Top of Data under study

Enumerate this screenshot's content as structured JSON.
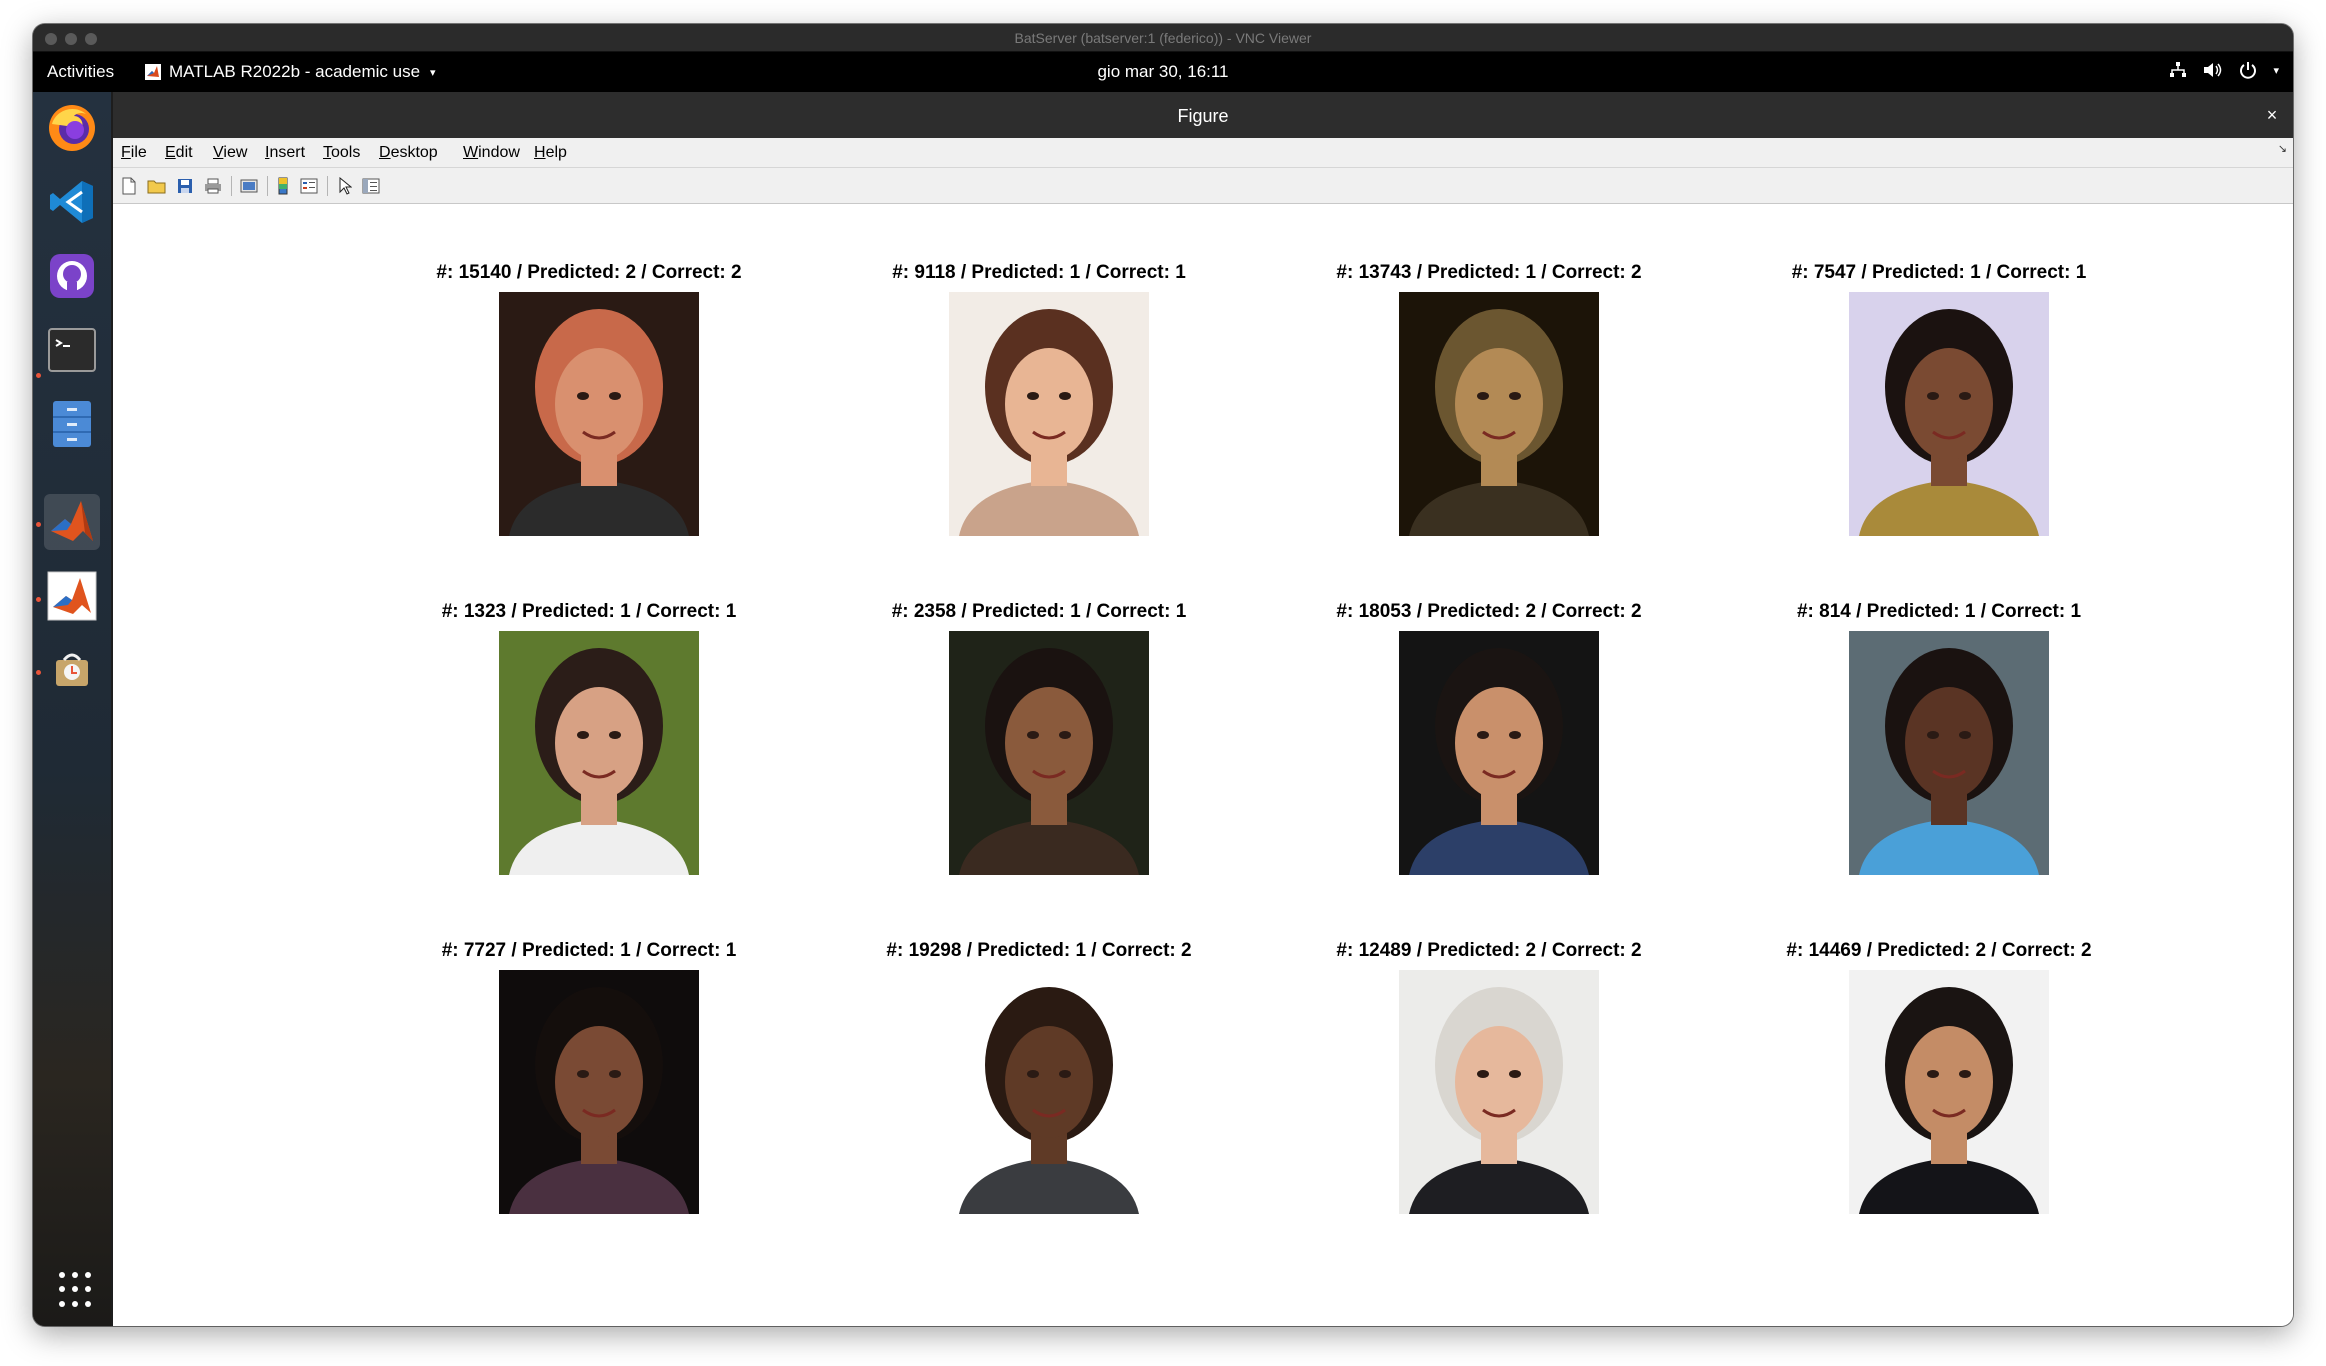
{
  "vnc": {
    "title": "BatServer (batserver:1 (federico)) - VNC Viewer"
  },
  "gnome": {
    "activities": "Activities",
    "app_name": "MATLAB R2022b - academic use",
    "app_caret": "▾",
    "clock": "gio mar 30, 16:11",
    "tray_caret": "▾"
  },
  "dock": {
    "items": [
      "firefox-icon",
      "vscode-icon",
      "github-desktop-icon",
      "terminal-icon",
      "files-icon",
      "matlab-icon",
      "matlab-alt-icon",
      "software-updater-icon",
      "show-apps-icon"
    ]
  },
  "figure": {
    "title": "Figure",
    "close_glyph": "×",
    "menu": [
      "File",
      "Edit",
      "View",
      "Insert",
      "Tools",
      "Desktop",
      "Window",
      "Help"
    ],
    "menu_mnemonic": [
      "F",
      "E",
      "V",
      "I",
      "T",
      "D",
      "W",
      "H"
    ],
    "menu_corner": "↘",
    "toolbar": [
      "new-figure-icon",
      "open-file-icon",
      "save-icon",
      "print-icon",
      "print-preview-icon",
      "colorbar-icon",
      "legend-icon",
      "edit-plot-icon",
      "property-inspector-icon"
    ]
  },
  "subplots": [
    {
      "title": "#: 15140 / Predicted: 2 / Correct: 2",
      "bg": "#2a1a14",
      "skin": "#d9906f",
      "hair": "#c8694a",
      "shirt": "#2b2b2b"
    },
    {
      "title": "#: 9118 / Predicted: 1 / Correct: 1",
      "bg": "#f2ece6",
      "skin": "#e8b594",
      "hair": "#5a3020",
      "shirt": "#c9a38b"
    },
    {
      "title": "#: 13743 / Predicted: 1 / Correct: 2",
      "bg": "#1c1408",
      "skin": "#b38a55",
      "hair": "#6b5630",
      "shirt": "#3a3020"
    },
    {
      "title": "#: 7547 / Predicted: 1 / Correct: 1",
      "bg": "#d8d2ec",
      "skin": "#7a4a32",
      "hair": "#1b1210",
      "shirt": "#a98a3a"
    },
    {
      "title": "#: 1323 / Predicted: 1 / Correct: 1",
      "bg": "#5e7a2e",
      "skin": "#d7a184",
      "hair": "#2b1d18",
      "shirt": "#efefef"
    },
    {
      "title": "#: 2358 / Predicted: 1 / Correct: 1",
      "bg": "#1f2318",
      "skin": "#8a5a3c",
      "hair": "#1a1210",
      "shirt": "#3a2a20"
    },
    {
      "title": "#: 18053 / Predicted: 2 / Correct: 2",
      "bg": "#141414",
      "skin": "#c9906b",
      "hair": "#1a1412",
      "shirt": "#2c3f68"
    },
    {
      "title": "#: 814 / Predicted: 1 / Correct: 1",
      "bg": "#5c6c74",
      "skin": "#5a3424",
      "hair": "#1a1210",
      "shirt": "#4aa0d8"
    },
    {
      "title": "#: 7727 / Predicted: 1 / Correct: 1",
      "bg": "#0f0c0c",
      "skin": "#7a4a34",
      "hair": "#140e0c",
      "shirt": "#4a3040"
    },
    {
      "title": "#: 19298 / Predicted: 1 / Correct: 2",
      "bg": "#ffffff",
      "skin": "#5f3a26",
      "hair": "#2a1a12",
      "shirt": "#3a3c40"
    },
    {
      "title": "#: 12489 / Predicted: 2 / Correct: 2",
      "bg": "#ececea",
      "skin": "#e6b89c",
      "hair": "#d9d6d0",
      "shirt": "#1e1e22"
    },
    {
      "title": "#: 14469 / Predicted: 2 / Correct: 2",
      "bg": "#f2f2f2",
      "skin": "#c48c66",
      "hair": "#1a1412",
      "shirt": "#141418"
    }
  ]
}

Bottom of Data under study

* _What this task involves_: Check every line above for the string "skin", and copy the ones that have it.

* _Answer section_:
      "skin": "#d9906f",
      "skin": "#e8b594",
      "skin": "#b38a55",
      "skin": "#7a4a32",
      "skin": "#d7a184",
      "skin": "#8a5a3c",
      "skin": "#c9906b",
      "skin": "#5a3424",
      "skin": "#7a4a34",
      "skin": "#5f3a26",
      "skin": "#e6b89c",
      "skin": "#c48c66",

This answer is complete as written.